The BBC is reporting that Estyn inspectors have said that the quality of teaching in Wales needs to improve if overall standards in schools are to have any chance of increasing…
Estyn’s annual report raises concerns about the “variable” quality of teaching and standards generally, especially in secondary schools.
It said standards in primary schools were similar to last year.
The Welsh government said it was continuing to work on key areas such as teaching, literacy and numeracy.
“Fewer than half of secondary schools are good or better [compared to the previous year] and the proportion that is unsatisfactory has increased from one in seven to one in four,” the report said.
“One in seven is excellent. Over two-thirds of secondary schools will be monitored in ‘follow-up’ visits.”
Ann Keane, the chief inspector of schools, told BBC Wales that other countries were improving at a faster pace and standards in Wales were not yet showing “an upward trend”.
“There is a correlation between high standards and two factors; strong leadership and high standards in the core subject departments,” she said.
“We need to pay more attention on how to help teachers move forwards.
“There is a curriculum review going on now and we’re going to have new GCSEs in numeracy and language.
“Teachers need to be involved in preparation for these changes.”
The report said standards in primary schools were similar to last year.
“Seven in 10 primary schools inspected in 2012-2013 are good and around one in four is adequate. Although only one is unsatisfactory, very few are excellent,” it said.
“Around a half of the primary schools inspected will be monitored in ‘follow-up’ visits.”…

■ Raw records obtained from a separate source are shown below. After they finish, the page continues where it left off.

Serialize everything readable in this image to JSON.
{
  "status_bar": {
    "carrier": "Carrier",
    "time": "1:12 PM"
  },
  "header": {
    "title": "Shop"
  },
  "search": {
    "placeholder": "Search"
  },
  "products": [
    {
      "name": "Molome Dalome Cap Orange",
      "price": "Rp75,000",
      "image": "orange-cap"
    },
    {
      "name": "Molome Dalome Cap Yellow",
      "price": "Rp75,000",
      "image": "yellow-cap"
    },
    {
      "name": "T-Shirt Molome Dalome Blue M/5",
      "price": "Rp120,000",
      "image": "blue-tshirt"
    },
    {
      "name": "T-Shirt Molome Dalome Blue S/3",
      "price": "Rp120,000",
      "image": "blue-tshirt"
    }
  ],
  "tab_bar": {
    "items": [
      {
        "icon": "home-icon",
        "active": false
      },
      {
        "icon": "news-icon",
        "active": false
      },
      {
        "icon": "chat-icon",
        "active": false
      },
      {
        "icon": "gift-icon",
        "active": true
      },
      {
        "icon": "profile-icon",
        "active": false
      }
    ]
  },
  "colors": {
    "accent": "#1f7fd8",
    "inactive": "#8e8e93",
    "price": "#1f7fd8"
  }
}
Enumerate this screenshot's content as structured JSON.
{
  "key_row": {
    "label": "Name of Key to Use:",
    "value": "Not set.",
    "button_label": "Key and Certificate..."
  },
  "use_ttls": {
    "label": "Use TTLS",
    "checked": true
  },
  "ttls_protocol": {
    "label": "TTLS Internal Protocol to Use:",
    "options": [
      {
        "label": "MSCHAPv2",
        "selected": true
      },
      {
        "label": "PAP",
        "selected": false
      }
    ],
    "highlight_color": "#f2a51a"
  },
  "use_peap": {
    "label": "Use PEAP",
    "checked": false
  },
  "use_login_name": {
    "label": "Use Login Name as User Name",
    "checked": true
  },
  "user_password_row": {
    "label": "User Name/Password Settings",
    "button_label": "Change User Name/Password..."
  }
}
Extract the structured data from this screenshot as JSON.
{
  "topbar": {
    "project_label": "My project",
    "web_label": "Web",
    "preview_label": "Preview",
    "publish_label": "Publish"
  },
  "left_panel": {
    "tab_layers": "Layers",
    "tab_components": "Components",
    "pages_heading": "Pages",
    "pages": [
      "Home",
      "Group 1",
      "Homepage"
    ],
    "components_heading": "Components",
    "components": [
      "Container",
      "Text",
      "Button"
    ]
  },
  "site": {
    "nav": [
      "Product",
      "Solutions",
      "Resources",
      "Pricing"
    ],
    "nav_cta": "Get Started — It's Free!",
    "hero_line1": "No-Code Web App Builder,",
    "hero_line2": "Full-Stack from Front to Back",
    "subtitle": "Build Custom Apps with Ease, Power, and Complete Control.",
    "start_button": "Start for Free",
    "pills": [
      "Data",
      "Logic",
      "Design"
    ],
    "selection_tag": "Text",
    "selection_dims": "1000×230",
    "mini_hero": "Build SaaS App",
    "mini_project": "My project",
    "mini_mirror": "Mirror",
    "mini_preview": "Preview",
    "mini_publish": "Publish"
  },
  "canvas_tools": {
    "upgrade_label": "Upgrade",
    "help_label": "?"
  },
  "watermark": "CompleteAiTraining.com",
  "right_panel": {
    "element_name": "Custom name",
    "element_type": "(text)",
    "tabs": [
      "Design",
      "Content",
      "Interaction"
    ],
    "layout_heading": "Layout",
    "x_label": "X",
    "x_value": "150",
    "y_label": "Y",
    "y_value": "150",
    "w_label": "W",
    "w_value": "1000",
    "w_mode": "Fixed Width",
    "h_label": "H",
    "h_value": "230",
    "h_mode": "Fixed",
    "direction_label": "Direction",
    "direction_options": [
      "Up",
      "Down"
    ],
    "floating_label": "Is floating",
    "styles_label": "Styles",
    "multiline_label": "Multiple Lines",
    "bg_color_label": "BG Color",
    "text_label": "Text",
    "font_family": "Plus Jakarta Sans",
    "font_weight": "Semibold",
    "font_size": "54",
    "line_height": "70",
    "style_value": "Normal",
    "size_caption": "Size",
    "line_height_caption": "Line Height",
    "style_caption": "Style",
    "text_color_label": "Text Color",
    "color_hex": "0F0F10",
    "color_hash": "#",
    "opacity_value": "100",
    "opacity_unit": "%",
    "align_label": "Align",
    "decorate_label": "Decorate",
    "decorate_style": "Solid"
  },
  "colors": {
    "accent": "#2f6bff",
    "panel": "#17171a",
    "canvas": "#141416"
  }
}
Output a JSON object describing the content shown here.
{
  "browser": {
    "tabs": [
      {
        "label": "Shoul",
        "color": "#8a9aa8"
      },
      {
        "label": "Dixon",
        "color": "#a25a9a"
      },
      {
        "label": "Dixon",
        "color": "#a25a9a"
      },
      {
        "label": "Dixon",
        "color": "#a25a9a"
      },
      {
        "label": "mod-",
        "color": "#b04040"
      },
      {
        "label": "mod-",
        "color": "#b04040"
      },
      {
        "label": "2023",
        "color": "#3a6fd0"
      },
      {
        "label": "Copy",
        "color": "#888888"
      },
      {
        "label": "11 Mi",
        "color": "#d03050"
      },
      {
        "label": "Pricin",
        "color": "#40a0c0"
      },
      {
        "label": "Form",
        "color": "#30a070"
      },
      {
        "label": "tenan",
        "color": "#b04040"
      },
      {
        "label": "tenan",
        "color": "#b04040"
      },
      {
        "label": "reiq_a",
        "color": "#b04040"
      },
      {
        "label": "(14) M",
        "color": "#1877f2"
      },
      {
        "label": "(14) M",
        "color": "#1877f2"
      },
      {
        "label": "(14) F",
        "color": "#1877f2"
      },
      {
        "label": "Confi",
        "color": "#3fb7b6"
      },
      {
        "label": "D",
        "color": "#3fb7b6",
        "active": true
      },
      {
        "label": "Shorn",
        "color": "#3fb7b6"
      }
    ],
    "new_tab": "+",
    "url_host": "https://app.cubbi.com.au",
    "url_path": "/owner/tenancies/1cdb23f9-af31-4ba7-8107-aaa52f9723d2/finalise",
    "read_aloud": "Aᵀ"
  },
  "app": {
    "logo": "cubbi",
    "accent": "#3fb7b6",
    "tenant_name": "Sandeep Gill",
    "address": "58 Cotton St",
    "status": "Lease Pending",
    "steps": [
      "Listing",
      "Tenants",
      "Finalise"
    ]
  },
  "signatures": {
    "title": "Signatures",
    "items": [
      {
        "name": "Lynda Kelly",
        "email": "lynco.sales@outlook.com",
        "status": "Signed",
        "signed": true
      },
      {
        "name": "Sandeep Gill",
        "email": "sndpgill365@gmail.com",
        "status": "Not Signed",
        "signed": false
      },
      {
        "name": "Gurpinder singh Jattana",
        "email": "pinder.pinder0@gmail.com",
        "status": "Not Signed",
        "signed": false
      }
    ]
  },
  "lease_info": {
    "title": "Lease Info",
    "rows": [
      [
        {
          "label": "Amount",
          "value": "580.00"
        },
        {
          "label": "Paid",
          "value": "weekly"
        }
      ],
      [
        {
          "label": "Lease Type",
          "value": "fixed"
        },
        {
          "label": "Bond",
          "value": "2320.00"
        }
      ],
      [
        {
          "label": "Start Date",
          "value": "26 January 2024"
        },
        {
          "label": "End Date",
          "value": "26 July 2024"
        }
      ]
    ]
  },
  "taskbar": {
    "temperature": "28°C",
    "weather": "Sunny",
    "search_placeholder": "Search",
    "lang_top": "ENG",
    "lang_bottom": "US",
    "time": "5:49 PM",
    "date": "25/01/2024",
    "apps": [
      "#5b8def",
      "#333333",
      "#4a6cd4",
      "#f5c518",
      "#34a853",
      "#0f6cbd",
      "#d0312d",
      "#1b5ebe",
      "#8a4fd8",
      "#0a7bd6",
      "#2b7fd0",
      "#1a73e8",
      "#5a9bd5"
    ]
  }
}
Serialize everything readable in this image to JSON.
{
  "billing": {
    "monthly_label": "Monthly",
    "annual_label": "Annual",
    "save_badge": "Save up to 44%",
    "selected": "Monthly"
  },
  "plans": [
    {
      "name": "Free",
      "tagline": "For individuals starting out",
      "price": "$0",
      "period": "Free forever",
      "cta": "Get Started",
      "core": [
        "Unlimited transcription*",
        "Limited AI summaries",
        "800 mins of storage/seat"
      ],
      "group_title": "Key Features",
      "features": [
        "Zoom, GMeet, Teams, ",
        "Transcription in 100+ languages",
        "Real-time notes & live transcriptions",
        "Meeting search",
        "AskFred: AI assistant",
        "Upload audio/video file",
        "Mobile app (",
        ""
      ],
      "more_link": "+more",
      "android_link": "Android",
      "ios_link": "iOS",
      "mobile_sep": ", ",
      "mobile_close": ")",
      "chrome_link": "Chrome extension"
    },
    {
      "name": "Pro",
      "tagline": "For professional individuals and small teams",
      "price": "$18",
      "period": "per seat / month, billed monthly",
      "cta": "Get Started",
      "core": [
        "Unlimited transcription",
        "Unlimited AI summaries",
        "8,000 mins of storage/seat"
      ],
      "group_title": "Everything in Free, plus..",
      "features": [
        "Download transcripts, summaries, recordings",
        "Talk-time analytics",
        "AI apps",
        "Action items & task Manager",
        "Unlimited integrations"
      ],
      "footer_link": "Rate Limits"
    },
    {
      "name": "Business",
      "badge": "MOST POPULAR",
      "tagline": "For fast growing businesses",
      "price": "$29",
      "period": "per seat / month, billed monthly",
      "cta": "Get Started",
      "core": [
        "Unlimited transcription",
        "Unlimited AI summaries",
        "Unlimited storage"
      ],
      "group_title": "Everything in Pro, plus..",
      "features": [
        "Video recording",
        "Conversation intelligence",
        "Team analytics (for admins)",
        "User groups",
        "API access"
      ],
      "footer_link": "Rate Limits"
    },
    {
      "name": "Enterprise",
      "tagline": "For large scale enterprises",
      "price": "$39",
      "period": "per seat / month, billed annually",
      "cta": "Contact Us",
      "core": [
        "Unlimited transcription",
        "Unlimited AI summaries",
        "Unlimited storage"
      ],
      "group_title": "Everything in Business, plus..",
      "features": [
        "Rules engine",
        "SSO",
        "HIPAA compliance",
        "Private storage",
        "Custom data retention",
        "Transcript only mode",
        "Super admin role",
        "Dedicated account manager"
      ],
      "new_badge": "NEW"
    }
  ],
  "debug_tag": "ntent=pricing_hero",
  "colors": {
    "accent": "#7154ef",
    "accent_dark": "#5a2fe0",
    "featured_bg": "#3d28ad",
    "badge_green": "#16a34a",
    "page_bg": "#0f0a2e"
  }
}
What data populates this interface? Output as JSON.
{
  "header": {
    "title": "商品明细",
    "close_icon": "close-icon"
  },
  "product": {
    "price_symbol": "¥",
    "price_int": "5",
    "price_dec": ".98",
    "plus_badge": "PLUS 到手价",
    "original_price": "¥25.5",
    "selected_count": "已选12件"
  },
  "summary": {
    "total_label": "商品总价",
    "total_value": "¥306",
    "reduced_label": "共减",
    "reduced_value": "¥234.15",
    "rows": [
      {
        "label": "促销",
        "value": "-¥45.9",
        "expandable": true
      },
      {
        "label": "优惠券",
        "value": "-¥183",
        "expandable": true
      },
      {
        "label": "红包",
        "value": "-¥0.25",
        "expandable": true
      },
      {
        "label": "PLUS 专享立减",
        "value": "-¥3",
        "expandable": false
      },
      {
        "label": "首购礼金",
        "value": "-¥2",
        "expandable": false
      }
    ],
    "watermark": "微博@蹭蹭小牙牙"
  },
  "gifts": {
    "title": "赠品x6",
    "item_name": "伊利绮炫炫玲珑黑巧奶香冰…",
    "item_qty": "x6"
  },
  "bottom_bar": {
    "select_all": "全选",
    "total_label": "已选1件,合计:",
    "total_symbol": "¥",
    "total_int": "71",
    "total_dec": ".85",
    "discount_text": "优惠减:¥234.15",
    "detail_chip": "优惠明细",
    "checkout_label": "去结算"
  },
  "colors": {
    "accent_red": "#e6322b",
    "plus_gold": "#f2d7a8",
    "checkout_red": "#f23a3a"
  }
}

So is Estyn suggesting there is something less good about teaching in Wales than elsewhere or just that the best way of improving standards is to work further on teacher development? Please share your insights into teaching in Wales in the comments or via Twitter…